-------- Data in this exercise

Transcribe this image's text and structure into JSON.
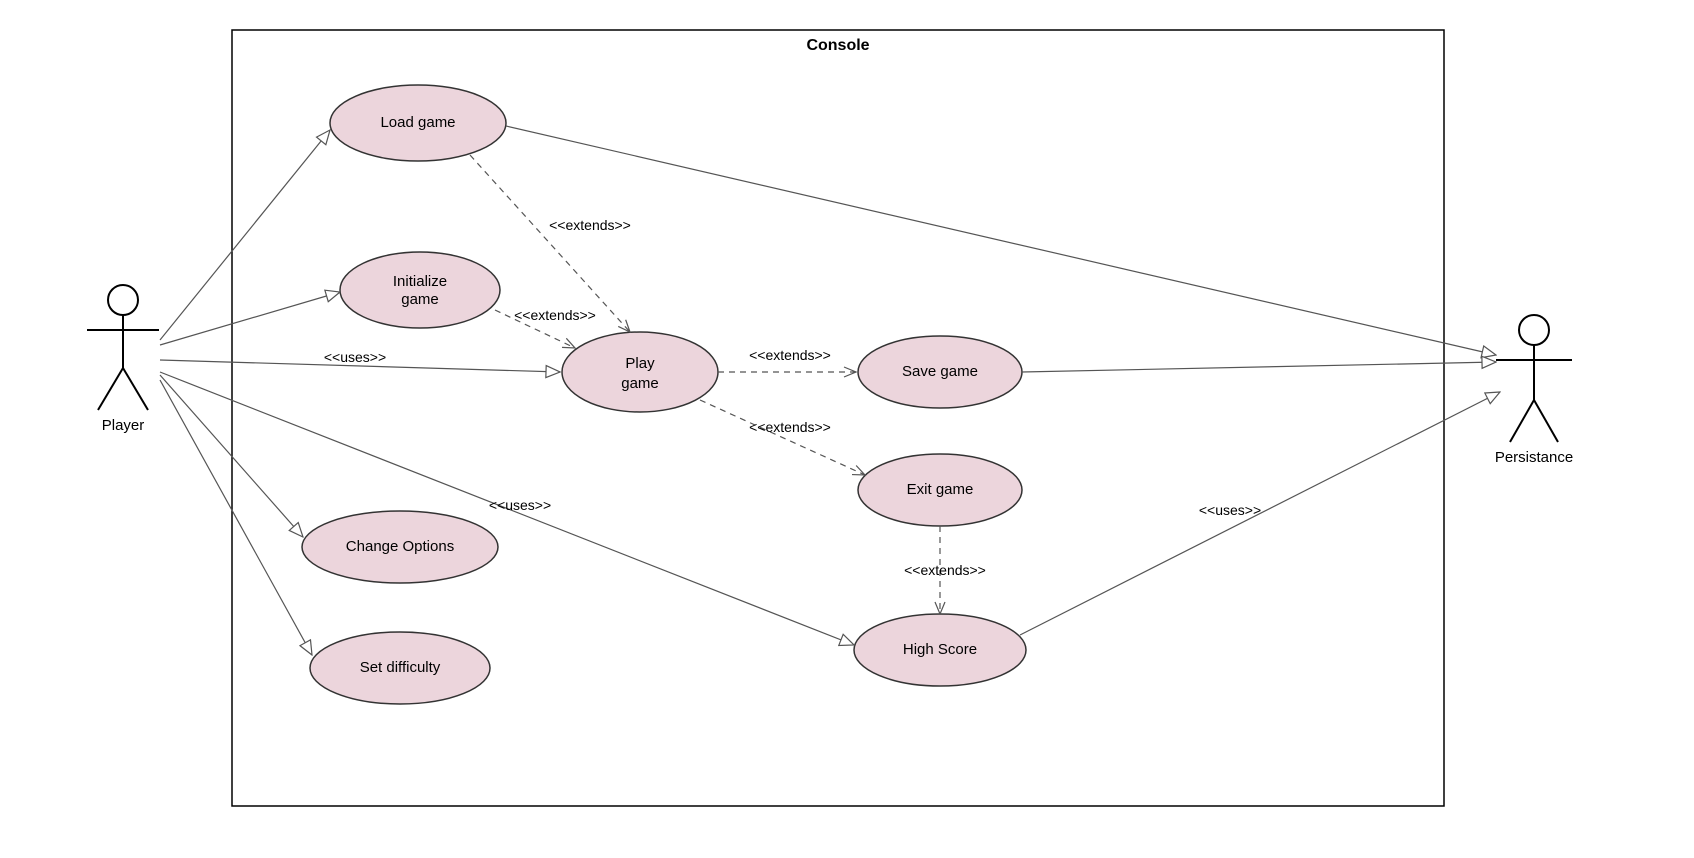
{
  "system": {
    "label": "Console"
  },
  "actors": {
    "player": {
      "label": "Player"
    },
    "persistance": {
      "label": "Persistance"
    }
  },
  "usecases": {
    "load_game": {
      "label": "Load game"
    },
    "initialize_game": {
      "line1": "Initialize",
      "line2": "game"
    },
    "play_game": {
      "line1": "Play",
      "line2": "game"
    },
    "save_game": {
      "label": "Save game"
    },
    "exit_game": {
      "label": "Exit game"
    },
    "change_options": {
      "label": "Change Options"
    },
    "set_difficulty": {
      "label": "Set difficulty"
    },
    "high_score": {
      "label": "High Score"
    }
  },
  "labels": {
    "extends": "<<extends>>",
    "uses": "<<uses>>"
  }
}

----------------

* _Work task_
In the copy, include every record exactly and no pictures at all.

* _Reply to the task_
Transcribe this image's text and structure into JSON.
{
  "system": {
    "label": "Console"
  },
  "actors": {
    "player": {
      "label": "Player"
    },
    "persistance": {
      "label": "Persistance"
    }
  },
  "usecases": {
    "load_game": {
      "label": "Load game"
    },
    "initialize_game": {
      "line1": "Initialize",
      "line2": "game"
    },
    "play_game": {
      "line1": "Play",
      "line2": "game"
    },
    "save_game": {
      "label": "Save game"
    },
    "exit_game": {
      "label": "Exit game"
    },
    "change_options": {
      "label": "Change Options"
    },
    "set_difficulty": {
      "label": "Set difficulty"
    },
    "high_score": {
      "label": "High Score"
    }
  },
  "labels": {
    "extends": "<<extends>>",
    "uses": "<<uses>>"
  }
}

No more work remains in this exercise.